### PROBLEM
Work through the data and say how many lines contain "Duck". The number alone is the answer.

### Collection entries
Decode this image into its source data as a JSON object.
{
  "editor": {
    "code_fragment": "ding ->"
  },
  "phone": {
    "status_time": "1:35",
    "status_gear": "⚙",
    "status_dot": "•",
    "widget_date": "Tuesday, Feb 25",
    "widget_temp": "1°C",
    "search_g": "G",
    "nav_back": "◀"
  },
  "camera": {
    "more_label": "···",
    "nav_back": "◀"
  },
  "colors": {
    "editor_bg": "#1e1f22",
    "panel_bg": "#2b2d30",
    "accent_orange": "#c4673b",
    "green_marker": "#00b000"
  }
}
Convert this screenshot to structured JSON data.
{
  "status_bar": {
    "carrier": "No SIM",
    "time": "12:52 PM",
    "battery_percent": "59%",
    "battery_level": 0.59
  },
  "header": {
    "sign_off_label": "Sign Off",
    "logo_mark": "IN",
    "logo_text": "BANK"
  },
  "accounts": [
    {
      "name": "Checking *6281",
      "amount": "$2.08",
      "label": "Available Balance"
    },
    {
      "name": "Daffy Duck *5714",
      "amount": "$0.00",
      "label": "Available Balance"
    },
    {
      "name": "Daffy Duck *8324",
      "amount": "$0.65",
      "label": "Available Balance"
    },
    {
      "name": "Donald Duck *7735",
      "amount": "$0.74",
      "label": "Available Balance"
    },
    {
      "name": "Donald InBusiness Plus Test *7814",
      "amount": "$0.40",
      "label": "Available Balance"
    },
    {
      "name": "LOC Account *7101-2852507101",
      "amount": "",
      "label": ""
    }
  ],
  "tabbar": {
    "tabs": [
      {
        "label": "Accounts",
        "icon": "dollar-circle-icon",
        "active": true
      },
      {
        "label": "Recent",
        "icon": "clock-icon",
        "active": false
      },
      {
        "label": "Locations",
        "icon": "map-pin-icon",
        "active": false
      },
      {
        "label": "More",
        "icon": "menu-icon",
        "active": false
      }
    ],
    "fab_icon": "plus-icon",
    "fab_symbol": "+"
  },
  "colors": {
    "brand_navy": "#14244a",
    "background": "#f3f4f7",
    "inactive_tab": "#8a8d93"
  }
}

### REPLY TO THE EXERCISE
3